Chief Judge Kozinski Delivers Central Valley Foundation/James B. McClatchy Lecture on First Amendment to Packed House

Chief Judge Alex Kozinski of the U. S. Court of Appeals for the Ninth Circuit spoke on "The First Amendment in the Age of Information Overload" in the 2nd annual Central Valley Foundation/James B. McClatchy Lecture on the First Amendment.  The event, held on October 27 in King Hall's new Kalmanovitz Appellate Courtroom, drew a large audience of students, faculty, community members, and staff that filled the courtroom and  adjacent overflow rooms.

Cheif Judge KozinskiThe event began with brief welcoming remarks from Dean Kevin R. Johnson, who called Judge Kozinski "one of the intellectual powerhouses of the federal judiciary" and thanked the Central Valley Foundation for sponsoring the First Amendment Lecture series.   David Post '71 of the McClatchy Foundation also spoke, expressing gratitude to the late James B. McClatchy, founder of the Central Valley Foundation and publisher of The McClatchy Company newspapers from 1987 to 2005, and his wife Susan McClatchy, who was present for the event.  Professor Vikram Amar, Associate Dean for Academic Affairs and Central Valley Foundation Fellow, introduced Judge Kozinski, praising his  "candle power," creativity, and candor.

Judge Kozinski began his lecture by declaring his intention "not to praise the First Amendment, but to bury it," arguing that constitutional limitations on the government's ability to regulate expression have become irrelevant in an era where online technology has made it nearly impossible for government to effectively suppress speech.  He referenced numerous examples in which governments, businesses, and individuals have tried unsuccessfully to prevent the distribution of information online, including the U.S. government's inability to prevent the Wikileaks website from publishing thousands of secret documents regarding the wars in Afghanistan and Iraq.  He suggested that in coming years, First Amendment cases are likely to involve how much more leeway we give the government to limit access to communications technology and require speakers to give up anonymity so there can be accountability that is currently hard to impose.

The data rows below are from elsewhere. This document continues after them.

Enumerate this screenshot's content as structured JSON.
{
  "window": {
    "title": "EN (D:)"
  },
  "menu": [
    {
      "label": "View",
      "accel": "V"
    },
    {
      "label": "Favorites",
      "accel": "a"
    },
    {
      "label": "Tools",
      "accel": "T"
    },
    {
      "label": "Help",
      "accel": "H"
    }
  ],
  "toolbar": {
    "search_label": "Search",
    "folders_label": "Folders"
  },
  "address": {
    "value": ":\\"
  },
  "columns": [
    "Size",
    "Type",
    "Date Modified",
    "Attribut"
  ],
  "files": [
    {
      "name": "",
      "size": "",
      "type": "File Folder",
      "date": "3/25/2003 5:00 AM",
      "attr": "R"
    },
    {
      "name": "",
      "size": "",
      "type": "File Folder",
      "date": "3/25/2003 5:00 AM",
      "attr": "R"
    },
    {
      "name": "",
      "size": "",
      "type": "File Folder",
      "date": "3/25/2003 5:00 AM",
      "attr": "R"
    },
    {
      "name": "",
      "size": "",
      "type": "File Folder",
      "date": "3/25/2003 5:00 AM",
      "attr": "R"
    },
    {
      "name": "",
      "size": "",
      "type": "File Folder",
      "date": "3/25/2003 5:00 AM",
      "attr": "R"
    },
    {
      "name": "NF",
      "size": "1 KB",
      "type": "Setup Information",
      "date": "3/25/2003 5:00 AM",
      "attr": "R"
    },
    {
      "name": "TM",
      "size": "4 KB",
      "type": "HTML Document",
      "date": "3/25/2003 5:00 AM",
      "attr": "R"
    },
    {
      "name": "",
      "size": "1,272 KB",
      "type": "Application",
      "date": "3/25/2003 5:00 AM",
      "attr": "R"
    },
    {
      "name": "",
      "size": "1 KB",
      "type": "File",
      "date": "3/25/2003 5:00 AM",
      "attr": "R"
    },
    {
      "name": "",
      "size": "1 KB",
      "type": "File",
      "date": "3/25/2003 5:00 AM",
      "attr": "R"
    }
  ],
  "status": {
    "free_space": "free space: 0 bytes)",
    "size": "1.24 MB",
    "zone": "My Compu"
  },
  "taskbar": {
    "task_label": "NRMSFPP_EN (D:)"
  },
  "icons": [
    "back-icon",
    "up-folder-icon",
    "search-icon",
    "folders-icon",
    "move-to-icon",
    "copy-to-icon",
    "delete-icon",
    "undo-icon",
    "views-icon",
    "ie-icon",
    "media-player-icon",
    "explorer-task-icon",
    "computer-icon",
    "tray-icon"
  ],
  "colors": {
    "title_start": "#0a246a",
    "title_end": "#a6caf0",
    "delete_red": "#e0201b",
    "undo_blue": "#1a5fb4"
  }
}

"With sufficient imagination and ingenuity, it may well be possible to repurpose much of the existing First Amendment jurisprudence to deal with new problems and challenges posed by the information age," Kozinski said, before concluding with a direct address to the many King Hall students present. "You are fortunate in getting a first-rate legal education in one of the finest law schools in the country. You are being taught by some of the leading legal minds in the country. It's up to you to take the precedents of the past and give them new life by applying them to the problems and challenges of tomorrow-and there will be plenty of them.  Do so, and go out and prove me wrong: don't bury the First Amendment.  Go out and praise it."

In addition to presenting the Central Valley Foundation/James B. McClatchy Lecture, Chief Judge Kozinski was the McClatchy Jurist in Residence at King Hall.  During his two-day residence, he taught several classes and participated in small group sessions with faculty and students.

The Central Valley Foundation and UC Davis School of Law have established the Central Valley Foundation/James B. McClatchy Lecture to promote discussion and understanding of First Amendment issues.  Chief Judge Kozinski's lecture was the second in a series of five annual events.

Chief Judge Kozinski Central Valley Foundation/James B. McClatchy Lecture video